Suppose your speakers or subwoofers can handle the power in terms of thermal capacity and cone excursion capability. In that case, you can add the dBW number to the 1-watt efficiency number of the speaker to estimate how loudly it will play. Of course, no midrange speaker is going to able to deal with 200 watts of power, and a subwoofer isn’t going to increase its output linearly when driven with 10,000 watts.
Backtracking for a moment, to provide some clarity, when we use an RTA or SPL meter to measure a sound source’s volume level, we measure dB SPL. Similar to the way that the decibel watt (dBW) references 1 watt of power, the dB SPL unit references 20 micropascals or, 0 dB. A sound level of 20 micropascals is considered the lowest hearing threshold of a young, healthy ear. Of course, if we can measure this pressure (20 micropascals), then 0 dB isn’t absolute silence or a vacuum. It’s just a reference level. In the same way, 0.25 watt is -6 dBW; it’s possible to have negative SPL numbers or a room that’s quieter than 0 dB. Microsoft built an anechoic test chamber that has a noise level of -20.35 dB SPL, or 20.35 decibels quieter than 0 dB. It’s said that the sound that air particles create from bumping into one another in a still room is -23 dB SPL.
When Watts Matter and When They Don’t

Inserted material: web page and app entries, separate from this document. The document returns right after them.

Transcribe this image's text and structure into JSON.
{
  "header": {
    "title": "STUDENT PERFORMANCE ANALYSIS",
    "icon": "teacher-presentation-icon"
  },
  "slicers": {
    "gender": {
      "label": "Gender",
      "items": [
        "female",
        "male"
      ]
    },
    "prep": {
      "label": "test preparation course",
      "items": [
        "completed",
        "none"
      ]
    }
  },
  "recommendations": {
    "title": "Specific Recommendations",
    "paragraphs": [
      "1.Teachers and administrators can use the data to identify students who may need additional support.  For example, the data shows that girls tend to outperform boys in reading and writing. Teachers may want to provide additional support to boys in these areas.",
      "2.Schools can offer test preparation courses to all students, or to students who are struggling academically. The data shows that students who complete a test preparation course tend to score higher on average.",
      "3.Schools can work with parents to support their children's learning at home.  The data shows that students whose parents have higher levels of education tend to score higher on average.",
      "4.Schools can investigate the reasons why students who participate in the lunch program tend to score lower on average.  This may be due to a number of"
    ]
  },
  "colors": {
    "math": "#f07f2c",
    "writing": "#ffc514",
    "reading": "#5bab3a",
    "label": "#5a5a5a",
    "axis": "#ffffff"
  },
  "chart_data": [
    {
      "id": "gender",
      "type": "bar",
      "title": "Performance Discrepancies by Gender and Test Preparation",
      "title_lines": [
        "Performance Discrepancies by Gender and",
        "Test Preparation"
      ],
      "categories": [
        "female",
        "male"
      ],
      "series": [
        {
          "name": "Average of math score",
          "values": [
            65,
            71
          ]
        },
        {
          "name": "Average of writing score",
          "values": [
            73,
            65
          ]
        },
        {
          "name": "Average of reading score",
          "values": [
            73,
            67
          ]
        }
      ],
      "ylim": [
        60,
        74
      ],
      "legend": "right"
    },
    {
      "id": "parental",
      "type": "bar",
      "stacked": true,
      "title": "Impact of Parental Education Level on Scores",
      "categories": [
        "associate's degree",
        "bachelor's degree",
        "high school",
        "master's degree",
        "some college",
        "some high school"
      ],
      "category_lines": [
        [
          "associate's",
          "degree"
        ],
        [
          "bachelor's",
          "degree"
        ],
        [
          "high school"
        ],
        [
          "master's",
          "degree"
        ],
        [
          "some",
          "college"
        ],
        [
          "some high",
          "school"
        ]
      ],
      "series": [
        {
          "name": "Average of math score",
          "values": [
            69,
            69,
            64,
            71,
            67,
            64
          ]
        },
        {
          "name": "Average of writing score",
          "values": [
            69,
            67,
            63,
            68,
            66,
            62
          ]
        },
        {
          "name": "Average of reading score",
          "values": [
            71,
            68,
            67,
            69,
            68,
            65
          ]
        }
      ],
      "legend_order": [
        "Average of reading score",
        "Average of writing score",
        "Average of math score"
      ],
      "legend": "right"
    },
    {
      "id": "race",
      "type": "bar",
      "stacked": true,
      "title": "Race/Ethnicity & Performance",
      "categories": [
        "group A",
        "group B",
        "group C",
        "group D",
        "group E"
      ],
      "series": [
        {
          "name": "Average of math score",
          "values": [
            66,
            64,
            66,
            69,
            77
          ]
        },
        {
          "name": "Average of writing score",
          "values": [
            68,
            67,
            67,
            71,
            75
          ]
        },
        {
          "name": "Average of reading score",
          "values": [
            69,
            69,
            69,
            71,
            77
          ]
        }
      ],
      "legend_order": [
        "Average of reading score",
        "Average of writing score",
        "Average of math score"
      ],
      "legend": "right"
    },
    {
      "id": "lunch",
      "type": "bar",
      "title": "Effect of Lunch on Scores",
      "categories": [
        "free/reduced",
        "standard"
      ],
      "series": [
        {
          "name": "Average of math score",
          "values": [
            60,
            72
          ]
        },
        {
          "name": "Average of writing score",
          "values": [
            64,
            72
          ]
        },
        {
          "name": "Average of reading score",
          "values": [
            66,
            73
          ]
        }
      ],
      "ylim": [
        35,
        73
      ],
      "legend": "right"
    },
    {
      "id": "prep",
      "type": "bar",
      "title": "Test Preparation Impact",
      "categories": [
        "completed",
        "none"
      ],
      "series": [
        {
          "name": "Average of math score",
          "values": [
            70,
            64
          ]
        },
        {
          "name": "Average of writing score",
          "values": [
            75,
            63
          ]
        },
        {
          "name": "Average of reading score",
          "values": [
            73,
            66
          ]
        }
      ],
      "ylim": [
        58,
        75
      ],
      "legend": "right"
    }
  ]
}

Let’s take all this information and put it into use. If you’re shopping for a new radio, then one that produces 45 watts is going to provide an audible improvement over one that produces only 20 watts. If you are shopping for an amplifier for your speakers, a 75-watt and a 100-watt amp will only increase output by just over 1 dB. If one subwoofer amplifier produces 25 watts more than one that makes 750 watts, the difference is only 0.14 dB. The best way to think of amplifiers is by ranking them as small, medium and large. A small stand-alone speaker amplifier would be 50 watts per channel. A large one would be 100-125 watts. A small sub amp would be 250-300 watts, a medium would be 600-800 watts, and a large would be 1,200-2,500 watts. Worrying about whether the amp makes 1,150 or 1,175 watts (a difference of 0.09 dBW) is a waste of time.
When it’s time to upgrade your car audio system with a new high-power radio or an amplifier, drop by your local specialty mobile enhancement retailer and ask to audition several options on the same set of speakers or subwoofers and the same source unit. This is the best way to determine which solution offers the least distortion and most accurate sound. Just a reminder, don’t get hung up on a few watts – that’s truly the least of your worries.
This article is written and produced by the team at www.BestCarAudio.com. Reproduction or use of any kind is prohibited without the express written permission of 1sixty8 media.